The Madrid government has placed restrictions on transporting animals from the ranches to plazas de toros, throughout the nation. The situation, according to Jaime Sebastián de Erice, secretary general of the Union of Breeders of Fighting Bulls, may result in a great percentage of bullfights being cancelled.
Bulls are rarely affected by Blue Tongue, a viral disease that is spread by mosquitoes, but which does not affect humans. However, bulls are carriers of the virus that causes it. Government officials fear that allowing bulls to be transported may spread the disease to vulnerable animals, such as sheep. Spain has nearly 25 million sheep and about six million cattle.
Bullfights are permitted, as long as certain safety guidelines are followed. But, industry officials report that the procedures are so expensive that most bullfight empresarios will not be able to afford them.
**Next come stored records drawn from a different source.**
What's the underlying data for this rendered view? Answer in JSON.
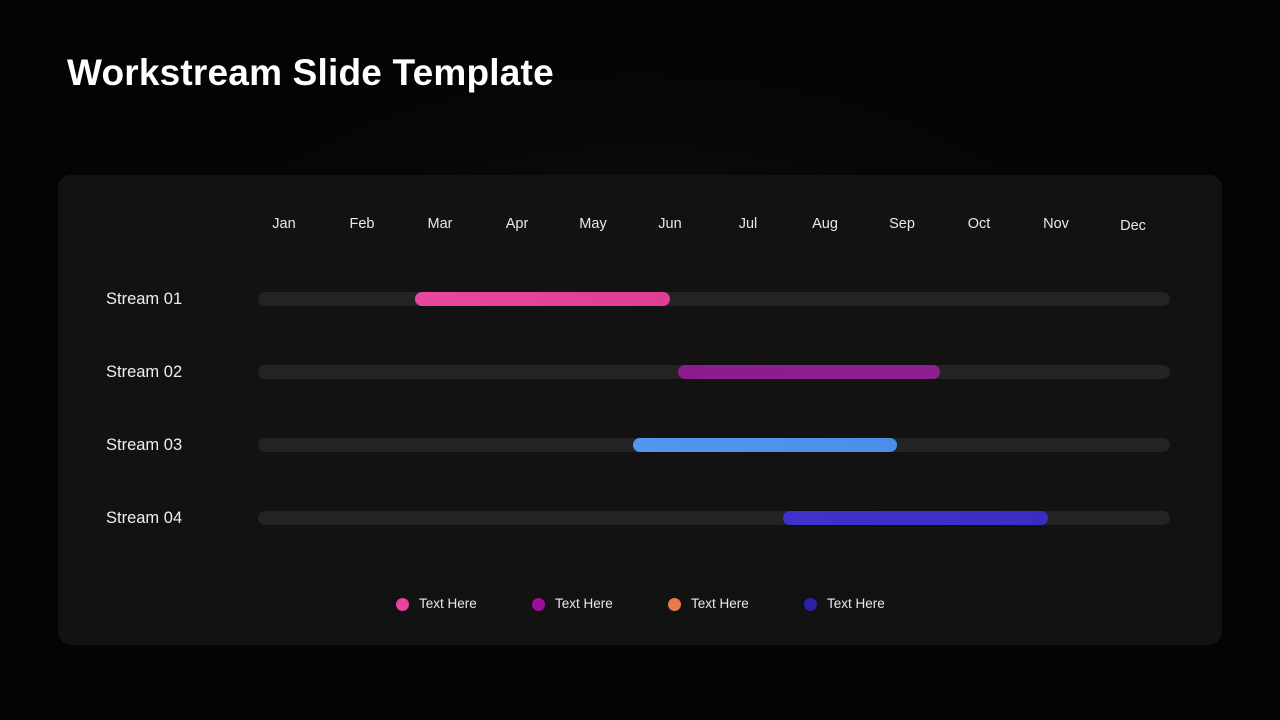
{
  "slide": {
    "title": "Workstream Slide Template",
    "background_color": "#040404",
    "card_color": "#121213"
  },
  "chart_data": {
    "type": "bar",
    "title": "Workstream Slide Template",
    "orientation": "horizontal",
    "xlabel": "",
    "ylabel": "",
    "grid": false,
    "legend_position": "bottom",
    "track_color": "#232325",
    "axis": {
      "categories": [
        "Jan",
        "Feb",
        "Mar",
        "Apr",
        "May",
        "Jun",
        "Jul",
        "Aug",
        "Sep",
        "Oct",
        "Nov",
        "Dec"
      ],
      "tick_x": [
        284,
        362,
        440,
        517,
        593,
        670,
        748,
        825,
        902,
        979,
        1056,
        1133
      ],
      "tick_y": [
        224,
        224,
        224,
        224,
        224,
        224,
        224,
        224,
        224,
        224,
        224,
        226
      ]
    },
    "categories": [
      "Stream 01",
      "Stream 02",
      "Stream 03",
      "Stream 04"
    ],
    "series": [
      {
        "name": "Stream 01",
        "start_month": "Mar",
        "end_month": "Jun",
        "start_x": 415,
        "end_x": 670,
        "row_y": 299,
        "color": "#e8479f",
        "color_end": "#e03e96"
      },
      {
        "name": "Stream 02",
        "start_month": "Jun",
        "end_month": "Sep",
        "start_x": 678,
        "end_x": 940,
        "row_y": 372,
        "color": "#8d1b8d",
        "color_end": "#8e1f90"
      },
      {
        "name": "Stream 03",
        "start_month": "May",
        "end_month": "Aug",
        "start_x": 633,
        "end_x": 897,
        "row_y": 445,
        "color": "#5496ee",
        "color_end": "#4b8ee8"
      },
      {
        "name": "Stream 04",
        "start_month": "Aug",
        "end_month": "Nov",
        "start_x": 783,
        "end_x": 1048,
        "row_y": 518,
        "color": "#3f32cb",
        "color_end": "#3a2ec2"
      }
    ],
    "legend": [
      {
        "label": "Text Here",
        "color": "#e8449c",
        "x": 396
      },
      {
        "label": "Text Here",
        "color": "#9b0f9b",
        "x": 532
      },
      {
        "label": "Text Here",
        "color": "#e87b4a",
        "x": 668
      },
      {
        "label": "Text Here",
        "color": "#2d1fa8",
        "x": 804
      }
    ]
  }
}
“The current measures would create the gravest crisis we have ever known,” said Enrique Garza Grau, secretary general of the National Association of Organizers of Bullfighting Spectacles. “If they are not modified, we won’t be able to carry out even fifty percent of the events that are scheduled.” Despite modest, but growing, protests from animal rights groups, bullfighting remains a powerful draw, throughout the world. In Spain, it is second only to soccer as a spectator attraction. Spaniards spend more than a billion dollars a year to watch an estimated 17,000 bullfights, it was reported. (That figure sounds a bit exaggerated.) Matadors charge from $25,000 to $120,000, each, for an after-noon’s work, while bulls of brave blood cost from $25,000 to $100,000, each, according to official (although again exaggerated) estimates.